(supreme ruler)
• accepted title “Chinggis (or Ghengis)
Khan”, meaning “universal leader”
II. Early Conquests
• First went after northern China in 1211
• Forced ruler of Tangut kingdom in NW China to pay tribute
• Fought and weakened Jin Empire
• Soon turned attention to Central Asia
– Angered by the murder of Mongol traders
and ambassador
– Gained control over region by 1225
• Why so successful?
– Highly organized and trained
– Fighting units, called tumens, consisted of 10,000
soldiers, most on horseback
– Gifted strategist – would often trick/surprise enemy
– Cruelty as a weapon – believed in terrifying enemies into
– If city fought back, would be destroyed, people killed/sold into slavery
III. Mongol Empire
• Chinggis established capital at Karakorum on steppes north
of China
• Summoned scholars from all corners of empire
• Created government framework based on both Muslim
and Chinese ideas/traditions
• Creation of written Mongol language for recordkeeping
and standardization of laws
• Mongol rule helped to stabilize some areas – production
and trade flourished between East and West
• Period from mid-13th to mid-14th century called Pax
Mongolica (Mongol Peace)
• Chinggis died in 1227
– Third son, Ogedei, elected grand khan – expanded empire to
include Russia, much of the Islamic world, and China
III. Continued…
• Divide and conquered
– Mongol empire divided into four regions, or Khanates, each
ruled by a descendant of Chinggis
• Khanate of the Great Khan (Mongolia and China)
• Khanate of Chagatai
(Central Asia)
• The Ilkhanate (Persia)
• Khanate of the
Golden Horde (Russia)
IV. Russia Under the Mongols
• 13th century – Russia divided into many warring kingdoms
– Refused to unite to fight Mongols – easily defeated individually
– Mongols called Tatars (or tartars), meaning “people from hell”
• Russian nobility became vassals of the khan of Golden
– Russian people began centuries of feudal bondage
– Feudalism in Russia lasts longer, more severe than in West
• The good and bad of Mongol rule
– Trade with Asia increases and economy grows
– Mongol rule led to isolation from West and the Renaissance
– Distinct culture – mix of Asian and Western beliefs/traditions
V. The Islamic Heartlands
• Captured and destroyed Baghdad in 1258
– Murdered last Abbasid caliph, along with 800,000 more
people (supposedly)
– Left Muslim empire without a central authority
• Will eventually lead to 3-way split: Ottomans, Mughals,
• Mamluks (led by Baibars) in Egypt led rebellion against
– Cooperated with Christian crusaders in Palestine
• Mongols forced to retreat, but remained in control of
a vast territory
– From edges of Byzantium to Oxus River in central Asia
VI. Kublai Khan and China
• 1260 – grandson of Chinggis accepts
title of “Great Khan”
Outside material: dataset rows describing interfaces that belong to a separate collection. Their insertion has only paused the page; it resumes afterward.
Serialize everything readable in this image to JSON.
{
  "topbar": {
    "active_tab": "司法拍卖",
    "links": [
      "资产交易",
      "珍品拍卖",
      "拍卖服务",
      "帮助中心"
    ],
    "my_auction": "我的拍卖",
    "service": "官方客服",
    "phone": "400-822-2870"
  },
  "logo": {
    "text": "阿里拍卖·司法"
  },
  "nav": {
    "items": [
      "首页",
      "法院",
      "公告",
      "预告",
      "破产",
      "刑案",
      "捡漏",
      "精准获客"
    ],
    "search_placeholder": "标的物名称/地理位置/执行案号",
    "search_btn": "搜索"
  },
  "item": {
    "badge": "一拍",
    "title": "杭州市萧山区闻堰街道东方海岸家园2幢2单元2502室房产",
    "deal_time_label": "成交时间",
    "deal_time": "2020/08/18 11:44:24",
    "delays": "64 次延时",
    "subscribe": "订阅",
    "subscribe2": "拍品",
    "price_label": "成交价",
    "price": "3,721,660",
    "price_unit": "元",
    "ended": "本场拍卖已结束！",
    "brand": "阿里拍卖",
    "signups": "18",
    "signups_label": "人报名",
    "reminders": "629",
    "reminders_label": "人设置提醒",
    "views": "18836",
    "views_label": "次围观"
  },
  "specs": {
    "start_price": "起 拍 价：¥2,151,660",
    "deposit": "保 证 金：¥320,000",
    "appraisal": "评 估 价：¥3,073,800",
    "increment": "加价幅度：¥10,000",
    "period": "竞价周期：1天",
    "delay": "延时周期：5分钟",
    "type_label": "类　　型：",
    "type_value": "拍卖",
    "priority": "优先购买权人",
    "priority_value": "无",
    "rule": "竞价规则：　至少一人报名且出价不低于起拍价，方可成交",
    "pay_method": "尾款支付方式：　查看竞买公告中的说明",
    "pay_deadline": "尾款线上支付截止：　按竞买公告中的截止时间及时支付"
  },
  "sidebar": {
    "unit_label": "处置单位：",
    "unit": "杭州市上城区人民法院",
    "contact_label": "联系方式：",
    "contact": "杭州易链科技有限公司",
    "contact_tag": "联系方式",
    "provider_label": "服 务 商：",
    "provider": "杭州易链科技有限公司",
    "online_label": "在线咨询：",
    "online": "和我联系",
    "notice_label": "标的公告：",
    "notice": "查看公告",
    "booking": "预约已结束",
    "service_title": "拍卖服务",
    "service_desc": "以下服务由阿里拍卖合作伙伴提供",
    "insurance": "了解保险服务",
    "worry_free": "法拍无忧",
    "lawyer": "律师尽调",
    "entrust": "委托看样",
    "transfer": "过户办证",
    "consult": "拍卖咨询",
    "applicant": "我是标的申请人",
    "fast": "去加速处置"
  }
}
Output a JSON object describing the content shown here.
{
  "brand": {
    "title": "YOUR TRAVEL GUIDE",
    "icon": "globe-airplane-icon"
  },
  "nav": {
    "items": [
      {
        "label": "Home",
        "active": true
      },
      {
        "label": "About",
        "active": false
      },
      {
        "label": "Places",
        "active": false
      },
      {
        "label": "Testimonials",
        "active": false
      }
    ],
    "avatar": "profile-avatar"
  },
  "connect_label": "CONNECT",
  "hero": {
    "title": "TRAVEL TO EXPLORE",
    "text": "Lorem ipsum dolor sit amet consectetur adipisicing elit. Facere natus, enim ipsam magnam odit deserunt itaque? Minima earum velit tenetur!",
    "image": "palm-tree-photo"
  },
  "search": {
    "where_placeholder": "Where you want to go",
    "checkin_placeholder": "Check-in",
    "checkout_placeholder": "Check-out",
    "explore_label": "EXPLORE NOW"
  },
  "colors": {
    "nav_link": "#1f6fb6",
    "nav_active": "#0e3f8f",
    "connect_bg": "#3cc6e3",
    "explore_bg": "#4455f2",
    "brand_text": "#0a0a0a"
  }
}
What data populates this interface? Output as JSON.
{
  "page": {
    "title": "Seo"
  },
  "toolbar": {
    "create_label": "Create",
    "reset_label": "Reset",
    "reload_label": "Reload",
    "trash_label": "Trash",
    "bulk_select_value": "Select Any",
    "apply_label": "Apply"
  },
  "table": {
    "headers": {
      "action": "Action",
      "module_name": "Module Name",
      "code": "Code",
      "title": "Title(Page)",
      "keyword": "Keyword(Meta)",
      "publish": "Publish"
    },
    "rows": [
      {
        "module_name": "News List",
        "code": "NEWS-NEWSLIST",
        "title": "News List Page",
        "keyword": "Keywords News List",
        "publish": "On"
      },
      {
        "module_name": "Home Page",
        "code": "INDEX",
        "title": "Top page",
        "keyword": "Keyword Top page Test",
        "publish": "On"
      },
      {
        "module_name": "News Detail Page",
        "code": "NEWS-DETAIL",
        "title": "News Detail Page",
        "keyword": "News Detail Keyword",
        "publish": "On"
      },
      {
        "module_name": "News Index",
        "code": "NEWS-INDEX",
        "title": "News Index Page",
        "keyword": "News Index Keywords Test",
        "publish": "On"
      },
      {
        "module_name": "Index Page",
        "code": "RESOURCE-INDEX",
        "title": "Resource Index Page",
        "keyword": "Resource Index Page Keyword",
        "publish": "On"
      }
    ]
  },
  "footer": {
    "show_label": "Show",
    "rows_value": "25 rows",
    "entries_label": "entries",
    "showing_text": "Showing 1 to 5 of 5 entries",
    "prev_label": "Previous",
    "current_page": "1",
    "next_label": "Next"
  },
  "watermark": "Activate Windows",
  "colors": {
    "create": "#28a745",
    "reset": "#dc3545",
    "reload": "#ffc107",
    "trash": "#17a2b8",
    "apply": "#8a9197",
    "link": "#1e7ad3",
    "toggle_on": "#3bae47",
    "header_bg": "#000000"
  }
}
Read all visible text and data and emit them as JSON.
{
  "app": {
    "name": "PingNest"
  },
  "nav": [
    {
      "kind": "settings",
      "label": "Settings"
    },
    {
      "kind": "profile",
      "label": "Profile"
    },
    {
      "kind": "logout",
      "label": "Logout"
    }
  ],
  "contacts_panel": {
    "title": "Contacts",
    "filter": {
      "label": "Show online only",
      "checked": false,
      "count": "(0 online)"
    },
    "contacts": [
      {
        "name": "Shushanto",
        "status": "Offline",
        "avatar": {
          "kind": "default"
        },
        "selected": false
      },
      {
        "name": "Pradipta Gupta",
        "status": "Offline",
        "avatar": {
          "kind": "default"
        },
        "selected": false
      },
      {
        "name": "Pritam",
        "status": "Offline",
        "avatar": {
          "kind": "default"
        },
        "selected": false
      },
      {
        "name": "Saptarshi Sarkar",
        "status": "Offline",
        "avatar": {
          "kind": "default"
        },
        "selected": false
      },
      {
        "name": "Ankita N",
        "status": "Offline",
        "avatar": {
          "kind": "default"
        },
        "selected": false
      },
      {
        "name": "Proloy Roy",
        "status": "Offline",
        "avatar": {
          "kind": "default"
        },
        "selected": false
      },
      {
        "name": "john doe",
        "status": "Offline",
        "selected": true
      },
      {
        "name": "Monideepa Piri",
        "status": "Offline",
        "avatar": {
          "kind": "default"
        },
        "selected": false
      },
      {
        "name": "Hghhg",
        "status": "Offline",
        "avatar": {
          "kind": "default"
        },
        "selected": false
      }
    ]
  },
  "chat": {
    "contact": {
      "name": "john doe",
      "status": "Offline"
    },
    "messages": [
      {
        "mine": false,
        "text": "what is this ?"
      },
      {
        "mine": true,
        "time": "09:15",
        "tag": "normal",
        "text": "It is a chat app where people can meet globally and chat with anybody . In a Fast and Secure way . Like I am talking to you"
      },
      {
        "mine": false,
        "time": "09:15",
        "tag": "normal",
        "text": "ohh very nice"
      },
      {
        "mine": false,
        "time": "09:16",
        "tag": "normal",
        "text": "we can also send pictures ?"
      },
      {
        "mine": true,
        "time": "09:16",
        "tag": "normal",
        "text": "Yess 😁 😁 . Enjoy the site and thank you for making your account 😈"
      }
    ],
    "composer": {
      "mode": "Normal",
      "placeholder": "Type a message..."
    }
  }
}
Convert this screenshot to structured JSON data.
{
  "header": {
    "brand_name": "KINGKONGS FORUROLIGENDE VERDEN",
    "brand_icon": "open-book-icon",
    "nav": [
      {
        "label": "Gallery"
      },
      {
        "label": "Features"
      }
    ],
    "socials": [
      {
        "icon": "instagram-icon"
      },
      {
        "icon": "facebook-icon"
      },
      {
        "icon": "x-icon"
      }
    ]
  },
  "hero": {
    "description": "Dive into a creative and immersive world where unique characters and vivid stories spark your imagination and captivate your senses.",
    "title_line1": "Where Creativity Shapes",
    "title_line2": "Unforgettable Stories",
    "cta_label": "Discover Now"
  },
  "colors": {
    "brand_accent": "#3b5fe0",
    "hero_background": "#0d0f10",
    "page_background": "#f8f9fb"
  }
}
– Succeeded in conquering all of China in 1279
• Founded the Yuan Dynasty, lasted less
than 100 years
– Reunited all of China (including western and northern
– Opened China up to more trade/foreign contact
– Tolerated Chinese culture, made few changes to
• But, kept Chinese out of higher offices
• Believed outsiders were more trustworthy, because no local
VI. Continued…
• Changes in Chinese society
• Mongol women refused to adopt policies and
practices of Chinese women
• Ended bureaucratic examination system (but it will
• Merchants and artisans experienced increase in
• Reduced peasant taxes, restored granary (food
storage) system
VII. End of Mongol Rule
• Yuan dynasty in China declines
– After death of Kublai Khan (1294), Mongols never had as
strong of leader
– Suffered many defeats in Southeast Asia in later years
– Overtaxed population
– Rebellions broke out across China, succeeded in
overthrowing Yuan in 1368
• Led by secret societies, such as White Lotus Society
• Most of Mongol Empire fell apart throughout
Eurasia in late 1300s, 1400s for similar reasons
– Golden Horde would remain the longest, have greatest
Evaluate these two statements from Chinggis Khan:
– "A man's greatest work is to break his enemies, to
drive them before him, to take from them all the
things that have been theirs, to hear the weeping of
those who cherished them.“
– "I will rule them by fixed laws [so] that rest and
happiness shall prevail in the world.“
What do these two statements tell us about
Chinggis Khan?
– 3-4 sentences
Exit Ticket!
Describe at least one effect/consequence of
Mongol conquest in each of the following regions:
Russia/Eastern Europe, Middle East, China/East